While countries all over the world are striving to minimise the gender gap in work force, ASEAN countries will have more women participation in income generation by 2025.
The statistics are clear – in 2015, only 32.5 percent of females were pursuing higher education whereas in 2025, this number will swell up to 51.5 percent. Higher level of education ultimately opens door for participation at senior levels in jobs. And this is how ASEAN countries, from 15.9 percent in 2015, to 23.2 percent of females in 2025 will contribute to professional and technical positions in the job market in the next decade.
More women will lead, even in manufacturing
Female participation will increase slightly in manufacturing compared to their male counterparts, conventionally a male-dominated sector, from 18.7 percent in 2015 to 21.6 in 2025. Despite being traditionally male-dominated industries, females are expected to participate more because of education. The numbers will almost stay put in the sectors like agriculture, manufacturing, and services for males.
While academia and job market will see significant transformation, the legislative body will also be work place for the increasing number of educated women. Parliaments will see a rise in women participants and leaders. While the increase is not as significant as in education or in other jobs, the expected growth of a valuable 1.8 percent – from 20.4 percent in 2015 to 22.2 percent in 2025 – speaks volumes to the public and the world.
Having more women in the leadership positions will ensure further boost to the overall participation of women.
Philippines at the top
Regionally, ASEAN’s vow to be gender inclusive might be realised in different times. Individual country members, Philippines for example, is already way ahead and is setting a bar for its neighbours.
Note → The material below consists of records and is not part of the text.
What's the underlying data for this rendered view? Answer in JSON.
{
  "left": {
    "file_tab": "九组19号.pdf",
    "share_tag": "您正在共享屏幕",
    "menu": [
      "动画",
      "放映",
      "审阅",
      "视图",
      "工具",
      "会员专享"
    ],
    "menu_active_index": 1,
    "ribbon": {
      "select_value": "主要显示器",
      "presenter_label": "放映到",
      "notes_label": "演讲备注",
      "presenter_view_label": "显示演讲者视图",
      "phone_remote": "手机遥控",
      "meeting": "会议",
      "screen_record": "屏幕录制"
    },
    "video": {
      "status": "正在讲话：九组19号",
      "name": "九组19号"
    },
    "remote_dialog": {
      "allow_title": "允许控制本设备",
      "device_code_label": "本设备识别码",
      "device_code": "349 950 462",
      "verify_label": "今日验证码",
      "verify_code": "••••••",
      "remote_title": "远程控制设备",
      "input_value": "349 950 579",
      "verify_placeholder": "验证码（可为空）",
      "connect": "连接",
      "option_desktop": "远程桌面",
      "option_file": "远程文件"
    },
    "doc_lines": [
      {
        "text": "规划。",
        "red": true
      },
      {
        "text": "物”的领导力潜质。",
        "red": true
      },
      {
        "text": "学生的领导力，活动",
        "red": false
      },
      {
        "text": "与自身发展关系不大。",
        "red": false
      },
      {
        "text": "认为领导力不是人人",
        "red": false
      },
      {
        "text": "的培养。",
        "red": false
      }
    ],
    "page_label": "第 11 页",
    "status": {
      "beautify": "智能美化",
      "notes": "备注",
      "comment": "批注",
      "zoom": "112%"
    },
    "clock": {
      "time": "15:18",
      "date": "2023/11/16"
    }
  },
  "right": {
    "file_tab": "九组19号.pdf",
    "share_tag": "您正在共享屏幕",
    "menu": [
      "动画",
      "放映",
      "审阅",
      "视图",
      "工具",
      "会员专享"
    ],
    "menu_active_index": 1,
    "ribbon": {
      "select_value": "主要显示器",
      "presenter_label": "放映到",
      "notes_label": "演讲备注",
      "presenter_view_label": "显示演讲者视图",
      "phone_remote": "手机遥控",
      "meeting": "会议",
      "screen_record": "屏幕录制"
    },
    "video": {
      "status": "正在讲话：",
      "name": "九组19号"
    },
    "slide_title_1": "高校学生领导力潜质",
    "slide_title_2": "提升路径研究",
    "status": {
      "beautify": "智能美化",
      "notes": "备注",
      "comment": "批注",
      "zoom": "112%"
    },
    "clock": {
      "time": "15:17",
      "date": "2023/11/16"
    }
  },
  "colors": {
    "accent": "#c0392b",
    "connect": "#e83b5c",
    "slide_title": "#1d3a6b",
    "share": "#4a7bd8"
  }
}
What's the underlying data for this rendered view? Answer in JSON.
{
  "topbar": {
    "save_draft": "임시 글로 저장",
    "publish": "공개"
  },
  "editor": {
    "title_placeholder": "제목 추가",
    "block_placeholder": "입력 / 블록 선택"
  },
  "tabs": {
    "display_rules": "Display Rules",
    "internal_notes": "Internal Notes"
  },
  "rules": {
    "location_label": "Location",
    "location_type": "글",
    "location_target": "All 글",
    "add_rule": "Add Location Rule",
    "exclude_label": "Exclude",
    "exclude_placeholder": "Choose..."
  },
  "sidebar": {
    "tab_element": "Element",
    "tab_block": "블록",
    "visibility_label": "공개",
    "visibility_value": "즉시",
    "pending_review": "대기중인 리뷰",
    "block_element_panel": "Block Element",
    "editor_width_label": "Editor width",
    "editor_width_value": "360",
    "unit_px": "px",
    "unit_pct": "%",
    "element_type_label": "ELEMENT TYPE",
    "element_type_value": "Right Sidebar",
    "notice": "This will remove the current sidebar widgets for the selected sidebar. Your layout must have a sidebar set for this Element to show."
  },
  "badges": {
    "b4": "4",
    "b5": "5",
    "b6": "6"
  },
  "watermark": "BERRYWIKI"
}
It currently ranks ninth in equality in economic participation and opportunity globally. It ranks second in female ability to rise to positions of leadership. In fact, it has highest percentage of firms with female participation in ownership, around 69 percent. Rest of the ASEAN nations, like Cambodia, Malaysia, and Indonesia can take a leaf out of Philippines’ policies to maintain equal labor participation.
Room for improvement
But this number can further rise if ASEAN pushes the progress in a more determined way.
It can also consider the controversies following companies like Google and Uber regarding their treatment of female employees and work towards avoiding such incidents.
This can be enforced by making women-friendly policies and programs, steps that will encourage them to join the task of nation building.
Until that time comes, ASEAN women might still have to face the brunt of the age-old gender stereotype. While considerable change is being seen, it is a paramount task to completely change the way the society views women when it comes to their role as a bread-winner.
Having said that, a good thing is that ASEAN isn’t far behind Nordic countries like Iceland, Finland, and Norway when it comes to female empowerment. It has already taken an important step by striving for equality of labor participation and it’ll be interesting to see how they carry out their plan in the coming days.
Sachi Mulmi is a researcher with Frost & Sullivan. She can be reached at firstname.lastname@example.org
Sapan Agarwal drives content and marketing for Frost & Sullivan. Sapan is based out of Kuala Lumpur Malaysia and can be reached at email@example.com | +603 6204 5830